**What to produce:** Return, from the listing that follows, each line containing the word "JSON".
Source information START
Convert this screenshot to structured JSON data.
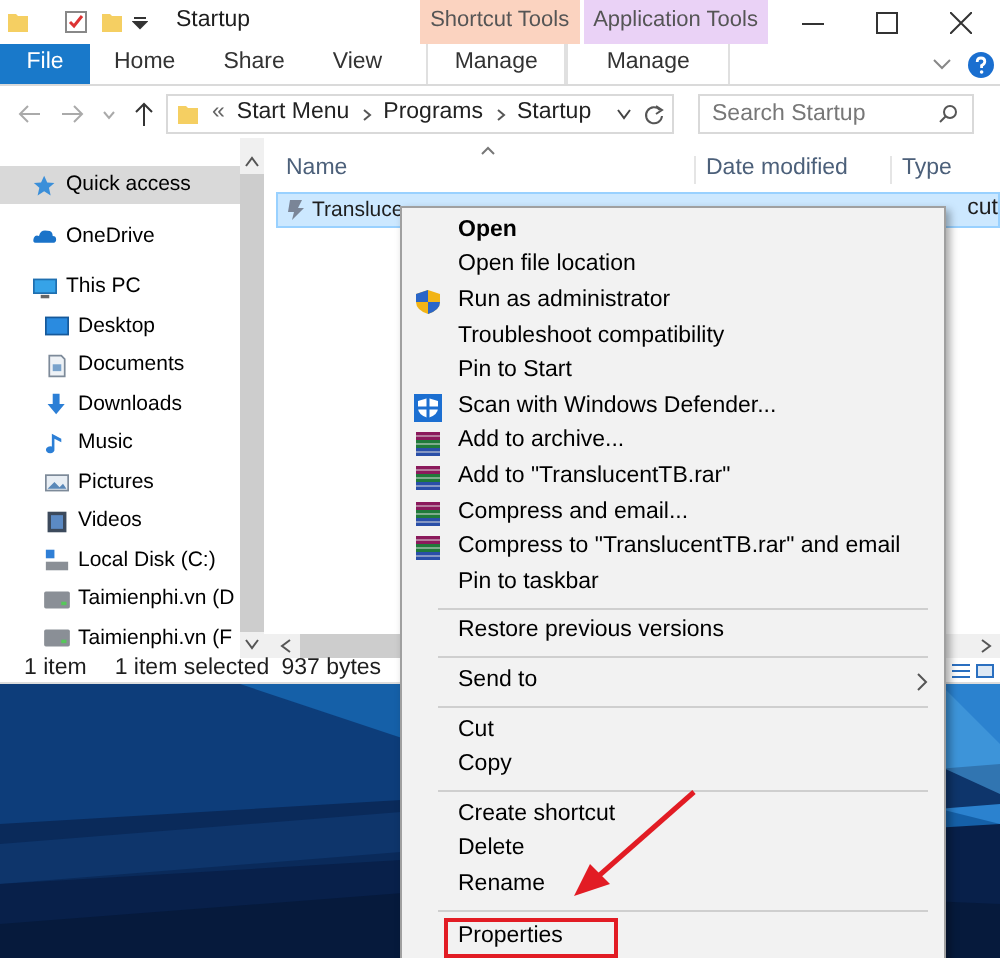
{
  "window": {
    "title": "Startup",
    "contextual_tabs": [
      {
        "label": "Shortcut Tools",
        "color": "#fbd3c0"
      },
      {
        "label": "Application Tools",
        "color": "#ead2f6"
      }
    ]
  },
  "ribbon": {
    "tabs": [
      {
        "label": "File",
        "kind": "file"
      },
      {
        "label": "Home",
        "kind": "tab"
      },
      {
        "label": "Share",
        "kind": "tab"
      },
      {
        "label": "View",
        "kind": "tab"
      },
      {
        "label": "Manage",
        "kind": "context"
      },
      {
        "label": "Manage",
        "kind": "context"
      }
    ]
  },
  "address_bar": {
    "overflow": "«",
    "breadcrumbs": [
      "Start Menu",
      "Programs",
      "Startup"
    ],
    "search": {
      "placeholder": "Search Startup"
    }
  },
  "navigation": {
    "items": [
      {
        "label": "Quick access",
        "kind": "star",
        "selected": true
      },
      {
        "label": "OneDrive",
        "kind": "cloud",
        "selected": false
      },
      {
        "label": "This PC",
        "kind": "pc",
        "selected": false,
        "children": [
          {
            "label": "Desktop",
            "kind": "desktop",
            "selected": false
          },
          {
            "label": "Documents",
            "kind": "documents",
            "selected": false
          },
          {
            "label": "Downloads",
            "kind": "downloads",
            "selected": false
          },
          {
            "label": "Music",
            "kind": "music",
            "selected": false
          },
          {
            "label": "Pictures",
            "kind": "pictures",
            "selected": false
          },
          {
            "label": "Videos",
            "kind": "videos",
            "selected": false
          },
          {
            "label": "Local Disk (C:)",
            "kind": "disk",
            "selected": false
          },
          {
            "label": "Taimienphi.vn (D",
            "kind": "drive",
            "selected": false
          },
          {
            "label": "Taimienphi.vn (F",
            "kind": "drive",
            "selected": false
          }
        ]
      }
    ]
  },
  "file_list": {
    "columns": [
      "Name",
      "Date modified",
      "Type"
    ],
    "rows": [
      {
        "name": "Transluce",
        "type": "cut",
        "selected": true
      }
    ]
  },
  "status_bar": {
    "count": "1 item",
    "selection": "1 item selected",
    "size": "937 bytes"
  },
  "context_menu": {
    "groups": [
      [
        {
          "label": "Open",
          "kind": "default",
          "boxed": false
        },
        {
          "label": "Open file location",
          "kind": "plain",
          "boxed": false
        },
        {
          "label": "Run as administrator",
          "kind": "shield",
          "boxed": false
        },
        {
          "label": "Troubleshoot compatibility",
          "kind": "plain",
          "boxed": false
        },
        {
          "label": "Pin to Start",
          "kind": "plain",
          "boxed": false
        },
        {
          "label": "Scan with Windows Defender...",
          "kind": "defender",
          "boxed": false
        },
        {
          "label": "Add to archive...",
          "kind": "archive",
          "boxed": false
        },
        {
          "label": "Add to \"TranslucentTB.rar\"",
          "kind": "archive",
          "boxed": false
        },
        {
          "label": "Compress and email...",
          "kind": "archive",
          "boxed": false
        },
        {
          "label": "Compress to \"TranslucentTB.rar\" and email",
          "kind": "archive",
          "boxed": false
        },
        {
          "label": "Pin to taskbar",
          "kind": "plain",
          "boxed": false
        }
      ],
      [
        {
          "label": "Restore previous versions",
          "kind": "plain",
          "boxed": false
        }
      ],
      [
        {
          "label": "Send to",
          "kind": "submenu",
          "boxed": false
        }
      ],
      [
        {
          "label": "Cut",
          "kind": "plain",
          "boxed": false
        },
        {
          "label": "Copy",
          "kind": "plain",
          "boxed": false
        }
      ],
      [
        {
          "label": "Create shortcut",
          "kind": "plain",
          "boxed": false
        },
        {
          "label": "Delete",
          "kind": "plain",
          "boxed": false
        },
        {
          "label": "Rename",
          "kind": "plain",
          "boxed": false
        }
      ],
      [
        {
          "label": "Properties",
          "kind": "plain",
          "boxed": true
        }
      ]
    ]
  }
}
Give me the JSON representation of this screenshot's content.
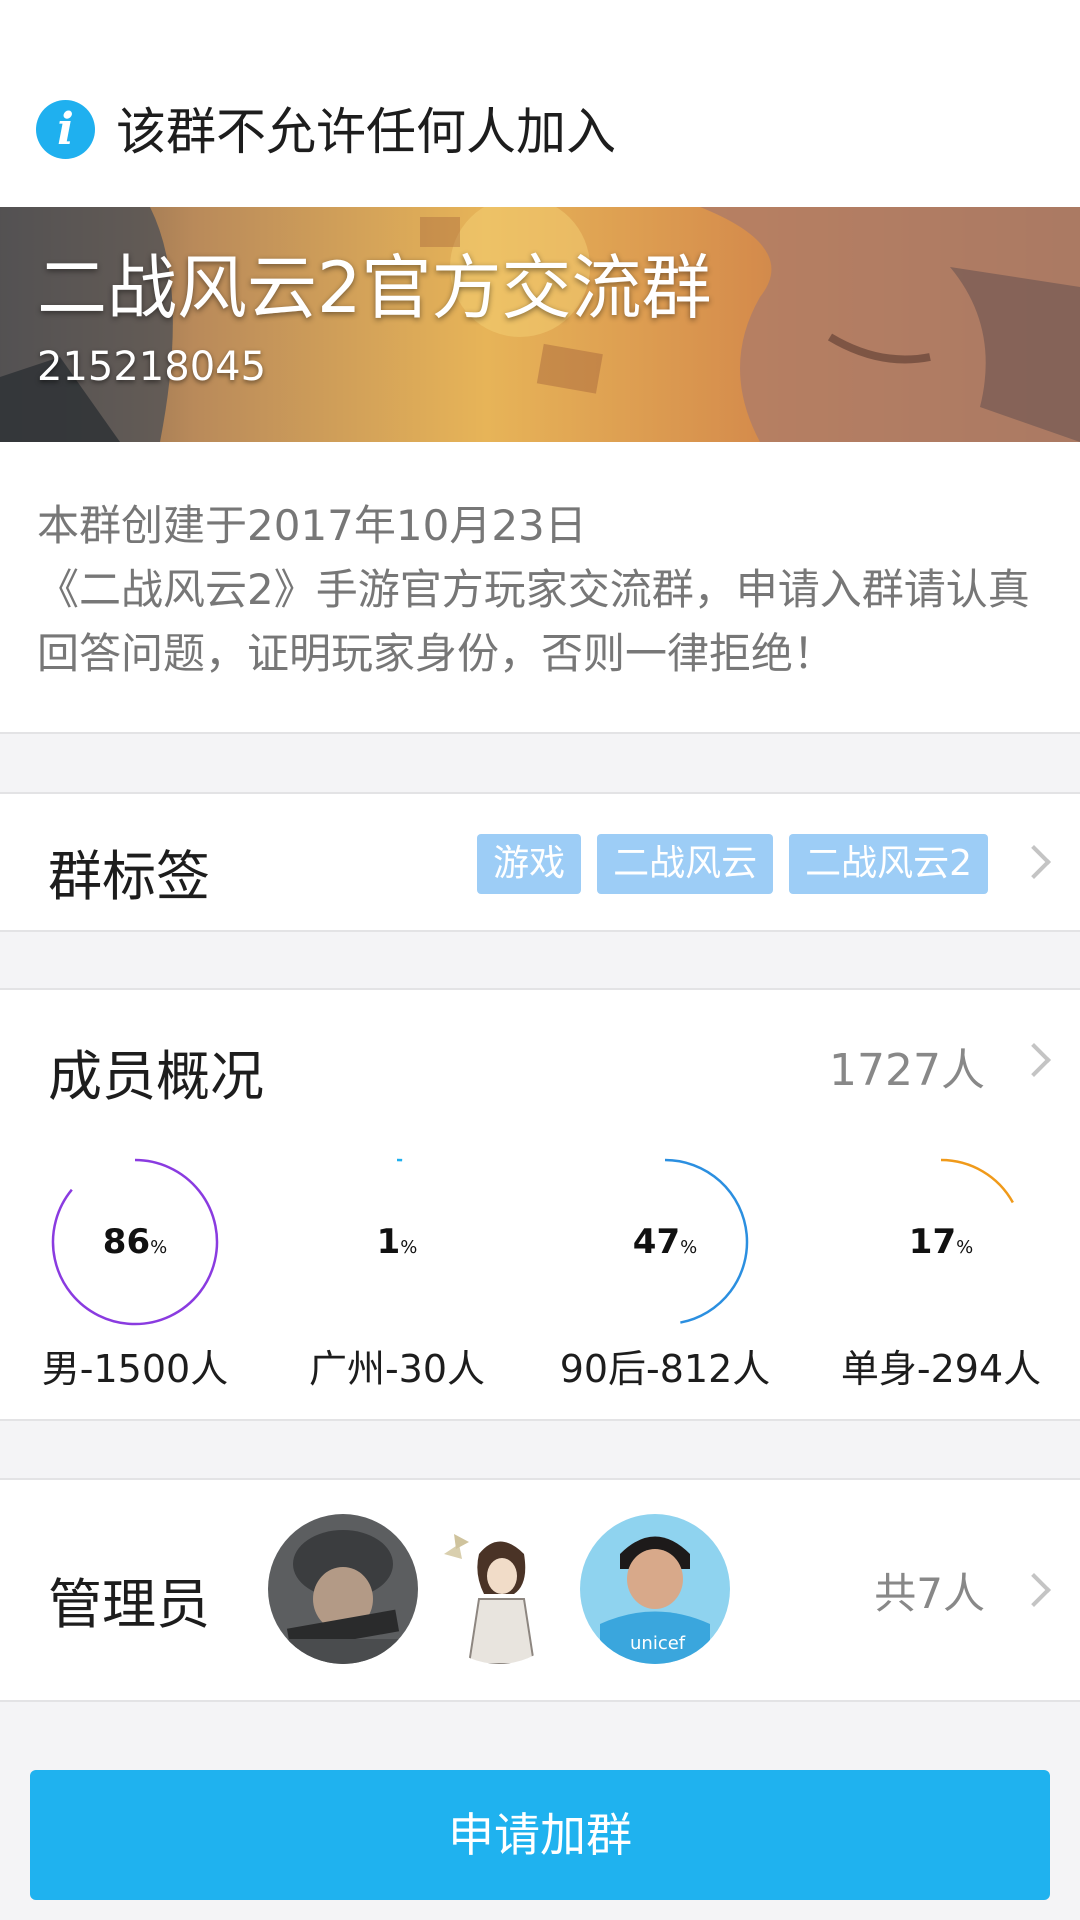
{
  "notice": {
    "icon": "info-icon",
    "text": "该群不允许任何人加入",
    "accent": "#1fb0ef"
  },
  "group": {
    "name": "二战风云2官方交流群",
    "id": "215218045"
  },
  "description": {
    "created": "本群创建于2017年10月23日",
    "body": "《二战风云2》手游官方玩家交流群，申请入群请认真回答问题，证明玩家身份，否则一律拒绝！"
  },
  "tags_section": {
    "title": "群标签",
    "tags": [
      "游戏",
      "二战风云",
      "二战风云2"
    ],
    "tag_color": "#9dcdf6"
  },
  "members": {
    "title": "成员概况",
    "count": "1727人",
    "stats": [
      {
        "percent": 86,
        "percent_text": "86",
        "unit": "%",
        "label": "男-1500人",
        "color": "#8a3be0"
      },
      {
        "percent": 1,
        "percent_text": "1",
        "unit": "%",
        "label": "广州-30人",
        "color": "#1fb0ef"
      },
      {
        "percent": 47,
        "percent_text": "47",
        "unit": "%",
        "label": "90后-812人",
        "color": "#2b8fe0"
      },
      {
        "percent": 17,
        "percent_text": "17",
        "unit": "%",
        "label": "单身-294人",
        "color": "#f09a1a"
      }
    ]
  },
  "admins": {
    "title": "管理员",
    "count": "共7人"
  },
  "join_button": {
    "label": "申请加群",
    "color": "#1fb2ef"
  }
}
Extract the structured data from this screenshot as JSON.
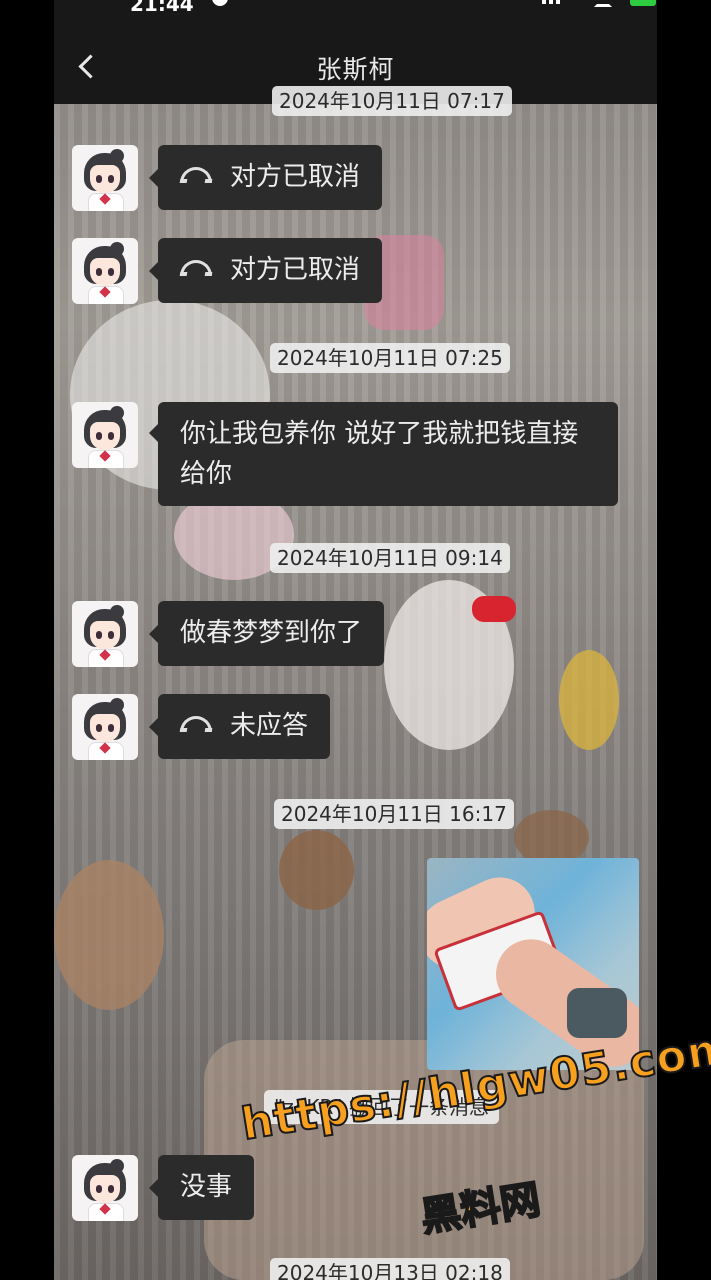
{
  "status": {
    "time": "21:44"
  },
  "header": {
    "title": "张斯柯",
    "back": "返回"
  },
  "messages": [
    {
      "type": "call",
      "text": "对方已取消"
    },
    {
      "type": "call",
      "text": "对方已取消"
    },
    {
      "type": "timestamp",
      "text": "2024年10月11日 07:25"
    },
    {
      "type": "text",
      "text": "你让我包养你 说好了我就把钱直接给你"
    },
    {
      "type": "timestamp",
      "text": "2024年10月11日 09:14"
    },
    {
      "type": "text",
      "text": "做春梦梦到你了"
    },
    {
      "type": "call",
      "text": "未应答"
    },
    {
      "type": "timestamp",
      "text": "2024年10月11日 16:17"
    },
    {
      "type": "image"
    },
    {
      "type": "notice",
      "text": "\"z4KR\" 撤回了一条消息"
    },
    {
      "type": "text",
      "text": "没事"
    },
    {
      "type": "timestamp",
      "text": "2024年10月13日 02:18"
    }
  ],
  "top_timestamp": "2024年10月11日 07:17",
  "watermark": {
    "url": "https://hlgw05.com",
    "name": "黑料网"
  },
  "colors": {
    "bubble": "#2b2b2b",
    "header": "#181818",
    "watermark": "#f7a020"
  }
}
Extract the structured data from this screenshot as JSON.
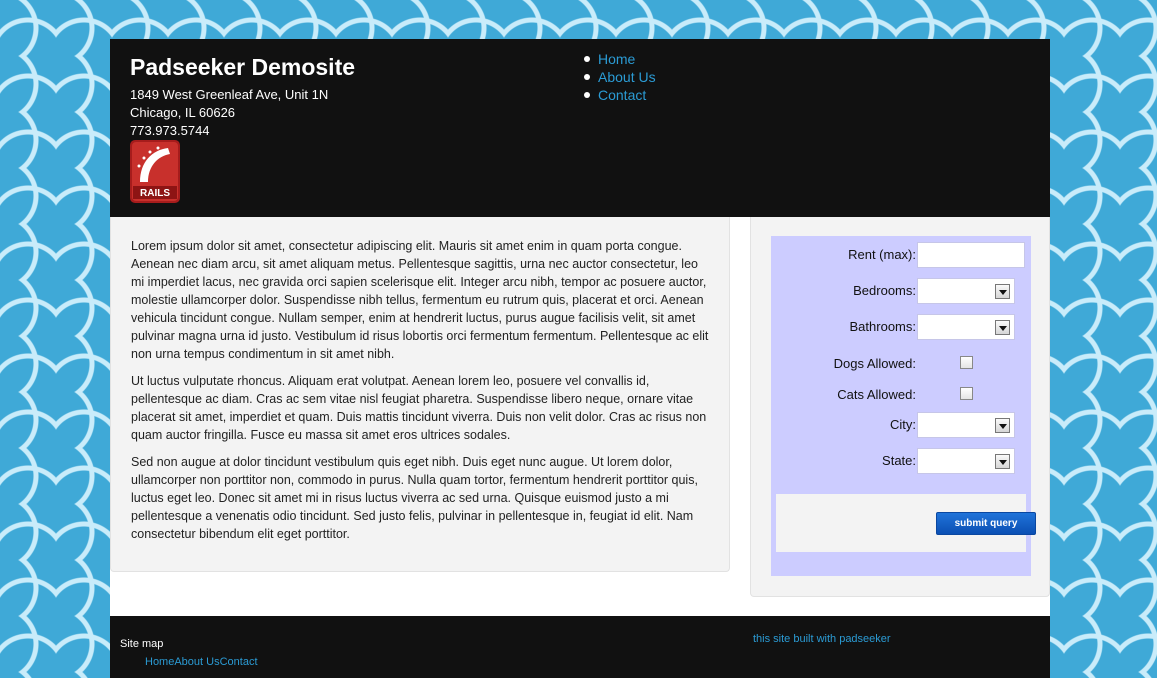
{
  "header": {
    "site_title": "Padseeker Demosite",
    "address_line1": "1849 West Greenleaf Ave, Unit 1N",
    "address_line2": "Chicago, IL 60626",
    "phone": "773.973.5744",
    "logo_text": "RAILS",
    "logo_icon": "rails-logo-icon"
  },
  "nav": {
    "items": [
      {
        "label": "Home"
      },
      {
        "label": "About Us"
      },
      {
        "label": "Contact"
      }
    ]
  },
  "content": {
    "paragraphs": [
      "Lorem ipsum dolor sit amet, consectetur adipiscing elit. Mauris sit amet enim in quam porta congue. Aenean nec diam arcu, sit amet aliquam metus. Pellentesque sagittis, urna nec auctor consectetur, leo mi imperdiet lacus, nec gravida orci sapien scelerisque elit. Integer arcu nibh, tempor ac posuere auctor, molestie ullamcorper dolor. Suspendisse nibh tellus, fermentum eu rutrum quis, placerat et orci. Aenean vehicula tincidunt congue. Nullam semper, enim at hendrerit luctus, purus augue facilisis velit, sit amet pulvinar magna urna id justo. Vestibulum id risus lobortis orci fermentum fermentum. Pellentesque ac elit non urna tempus condimentum in sit amet nibh.",
      "Ut luctus vulputate rhoncus. Aliquam erat volutpat. Aenean lorem leo, posuere vel convallis id, pellentesque ac diam. Cras ac sem vitae nisl feugiat pharetra. Suspendisse libero neque, ornare vitae placerat sit amet, imperdiet et quam. Duis mattis tincidunt viverra. Duis non velit dolor. Cras ac risus non quam auctor fringilla. Fusce eu massa sit amet eros ultrices sodales.",
      "Sed non augue at dolor tincidunt vestibulum quis eget nibh. Duis eget nunc augue. Ut lorem dolor, ullamcorper non porttitor non, commodo in purus. Nulla quam tortor, fermentum hendrerit porttitor quis, luctus eget leo. Donec sit amet mi in risus luctus viverra ac sed urna. Quisque euismod justo a mi pellentesque a venenatis odio tincidunt. Sed justo felis, pulvinar in pellentesque in, feugiat id elit. Nam consectetur bibendum elit eget porttitor."
    ]
  },
  "search": {
    "rent_label": "Rent (max):",
    "rent_value": "",
    "bedrooms_label": "Bedrooms:",
    "bedrooms_value": "",
    "bathrooms_label": "Bathrooms:",
    "bathrooms_value": "",
    "dogs_label": "Dogs Allowed:",
    "dogs_checked": false,
    "cats_label": "Cats Allowed:",
    "cats_checked": false,
    "city_label": "City:",
    "city_value": "",
    "state_label": "State:",
    "state_value": "",
    "submit_label": "submit query"
  },
  "footer": {
    "sitemap_title": "Site map",
    "links": [
      {
        "label": "Home"
      },
      {
        "label": "About Us"
      },
      {
        "label": "Contact"
      }
    ],
    "credit": "this site built with padseeker"
  },
  "colors": {
    "background": "#3fa9d7",
    "header_bg": "#111111",
    "link": "#2b9bd4",
    "search_panel": "#ccccff",
    "button": "#1565d0"
  }
}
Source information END
**Completed exercise:**
Convert this screenshot to structured JSON data.
Give me the JSON representation of this screenshot's content.
Extract the structured data from this screenshot as JSON.
Extract the structured data from this screenshot as JSON.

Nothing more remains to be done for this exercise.